Thunderbolt logo

Ghost Recon: Jungle Storm

Ghost Recon

Despite all the negative press, the N-Gage is quickly becoming one of my most favoured platforms. What with Worms World Party, Pathway to Glory and the recent Glimmerati, portable gaming has been taken to a new level in my household, seeing as this reviewer is far too protective of his PSP screen to even think about taking it outside.

The latest gem in the N-Gage line-up comes in the form of Tom Clancy’s Ghost Recon: Jungle Storm, in which you guide a team of 4 elite marksmen against the Columbian Cartel, who have gone nasty since supplying large amounts of cocaine to the rest of the world. The sudden death of the President of Columbia has resulted in a power struggle, with the Cartel setting off explosions in the capital, destroying the American Embassy and disrupting the country’s first free elections. You’re there to bring peace back to the South Americans.


He lives in a house, a very big house, in the country….

Your first mission is to rescue a group of Red Cross workers taken hostage by the unruly Cartel. Before departure to Columbia, as is the norm with Ghost Recon games, you can kit out the guy you’ll be starting off with, as the other 3 members of the team have already been configured. You get to choose your primary and secondary weapons from a wide selection of firepower, from assault rifles to grenade launchers. After that, it’s just 4 guys, the rough terrain and gun-toting drug lords to battle it out.

If you happen to find yourselves out numbered or at a disadvantage, you can simply switch to another member of the team, who will have a different weapon set up. So you can go from assault rifle to a rocket or grenade launcher in a stroke of a button, whilst the guy you controlled before offers covering or suppressive fire.

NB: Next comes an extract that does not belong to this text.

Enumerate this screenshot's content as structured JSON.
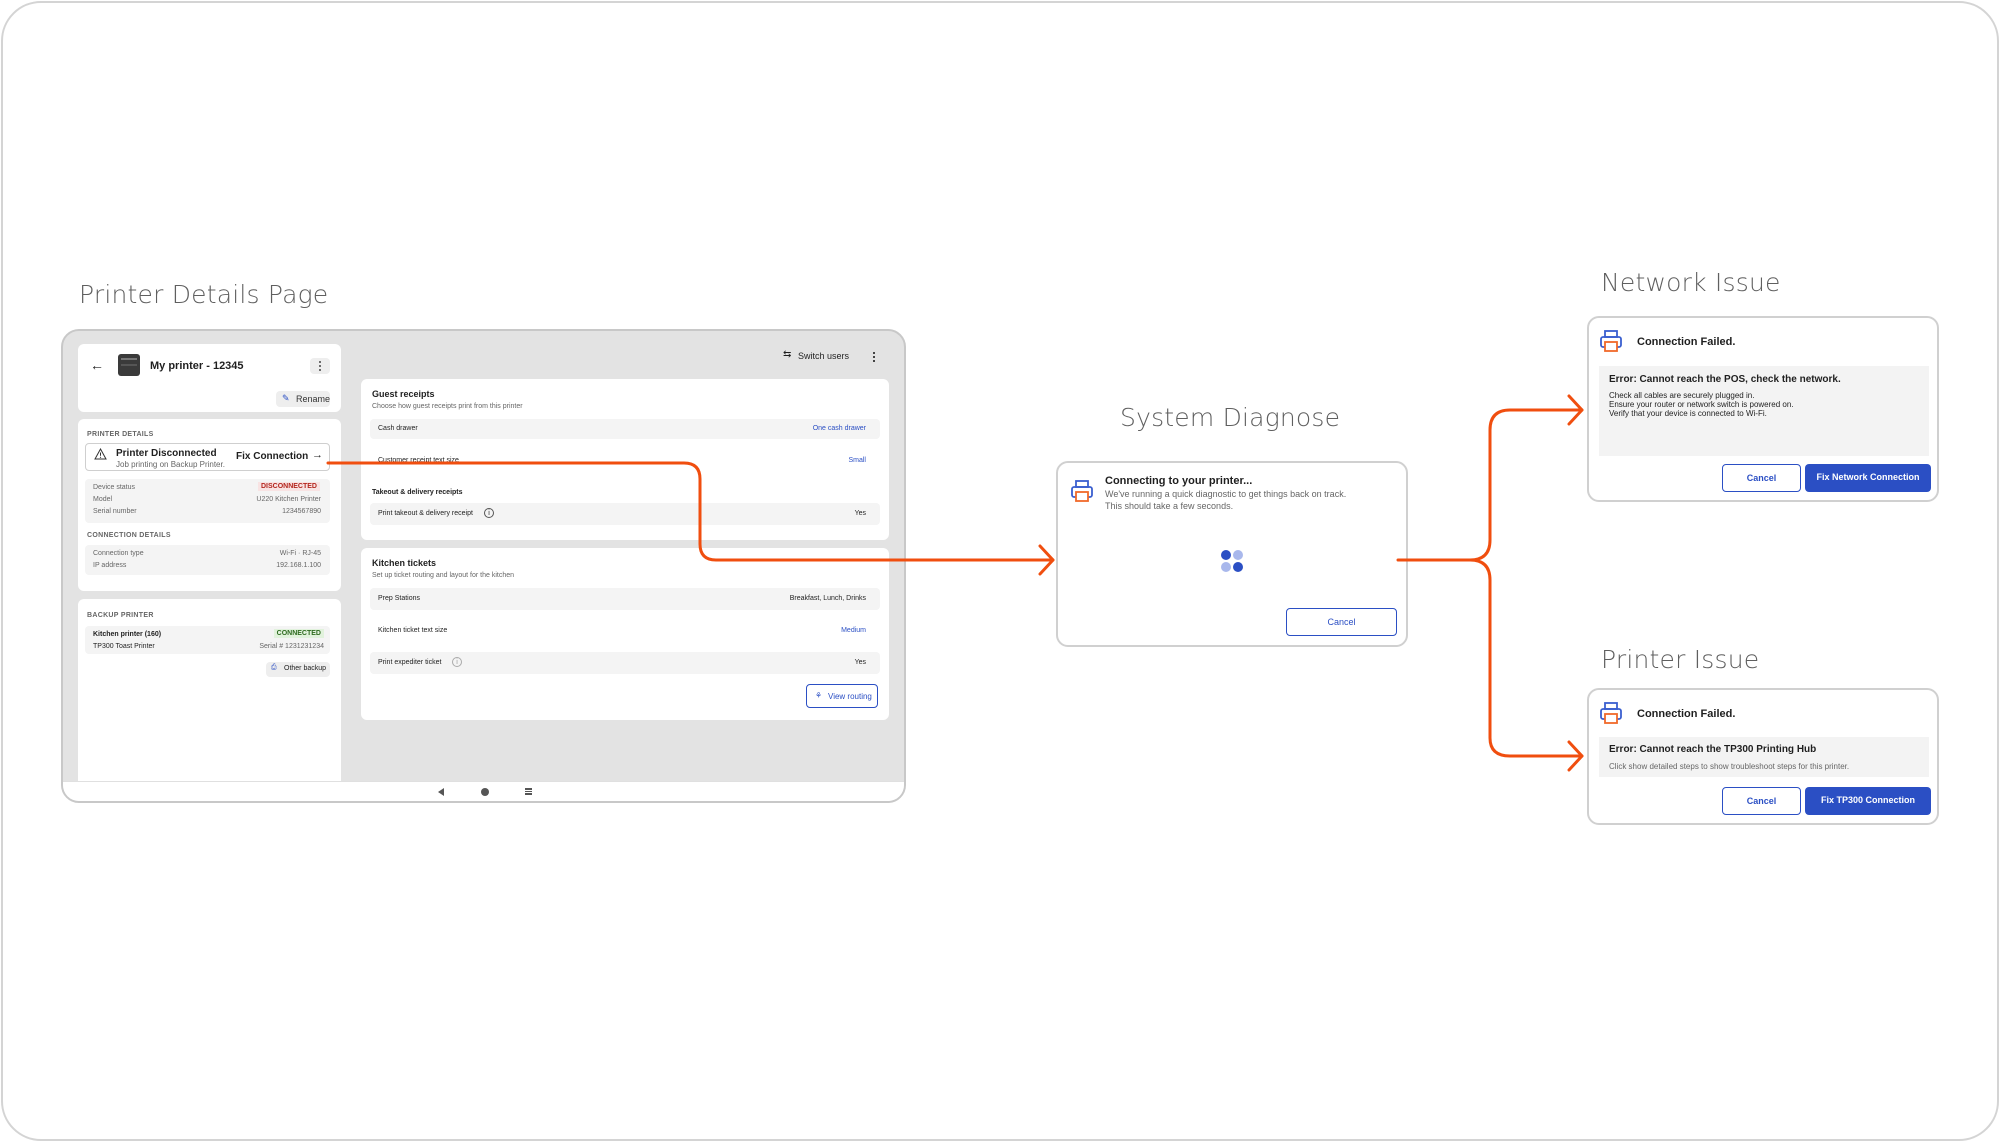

One thing that will hit you is how clear the graphics are. The gun actually looks capable of killing someone, and has a nice shine to it, rather than the simple brown stick that I was expecting. Your comrades also look the business, with rounds of ammunition round their chests and some with bandanas. Environments, while extremely linear, are detailed and have a great layout. You don’t feel like the game is set on rails as you strafe across town squares, hiding behind overturned vehicles and cunningly placed fruit stalls, and buildings have a very good quality of architecture about them.


I say there! Was that last train the E754 to Watford or the F297 to Chillingworth?

From my experiences with first person shooters on the GBA, what with blocky graphics and a draw distance the size of my smaller member, I was pleasantly surprised to find that with the N-Gage, players can accurately move around levels without feeling lost. Jungle Storm has excellent levels, a great eye for detail and brilliant gameplay, but stretched over a paltry number of missions; 8 to be precise. This is where the game falls down, as it expects you to go back and complete the game on a harder setting, from easy, normal, hard and then on your own with a one-shot kill pistol in your armoury.

Luckily, the negative points stop when it comes to the AI. Your team mates, rather than get in your line of fire, can handle themselves decently during gun battles, searching for cover and returning fire, without taking care of the target as to do all the work for you. The same goes for the enemies, too, who will hide away and take pot shots at you from afar. The only problem I had with the AI was when you get closer to the enemy. Rather than run back for cover and regroup, they simple walk to the nearest wall, and keep firing at you until either dies; and unless you have an inability to press the god damn fire button, it won’t be you for a fair percentage of the time.


Don’t make me come down there to kick your arse…

Despite the one player mode being quite short, Jungle Storm is still warrented as a near-essential purchase because, quite frankly, the multiplayer rocks. Only if you can find someone else with an N-Gage, that is. Luckily, I did, and he didn’t even have a white stick or guide dog, plus he could read and write, as well as play Jungle Storm efficiently. Through Bluetooth, up to 8 people (again, if you can find them) can play death matches and last man standing modes, which can double as 4 if you turn on the team battles. Of course, I didn’t get to try this because no other stingy people own a sodding N-Gage, but that’s their loss. The one-on-one action was immense fun, but was a shame that no bots could be deployed to liven things up a bit.

Sound quality is excellent, especially since I was expecting far worse. HQ will radio in tips to you for your mission, team-mates will yell and scream at targets and gun fire sounds accurate enough to scare people on a journey out.


Ok, sunshine, you asked for it!

So there you have it; a game I was dreading reviewing, was certain it would have blocky graphics and terrible gameplay has turned out to be immense fun. You’ll need to hunt down a few other people to unlock the multiplayer, which is worth its weight in gold, but as a single player game you’ll have enough fun to while away long journeys, or when the girlfriend is getting ready to go out on the town with your lucky self. If you know what I mean.

9 out of 10

The author of this fine article

is a Senior Staff Writer at Thunderbolt, having joined in June 2002.

Gentle persuasion

Like chit chat? Join the forum.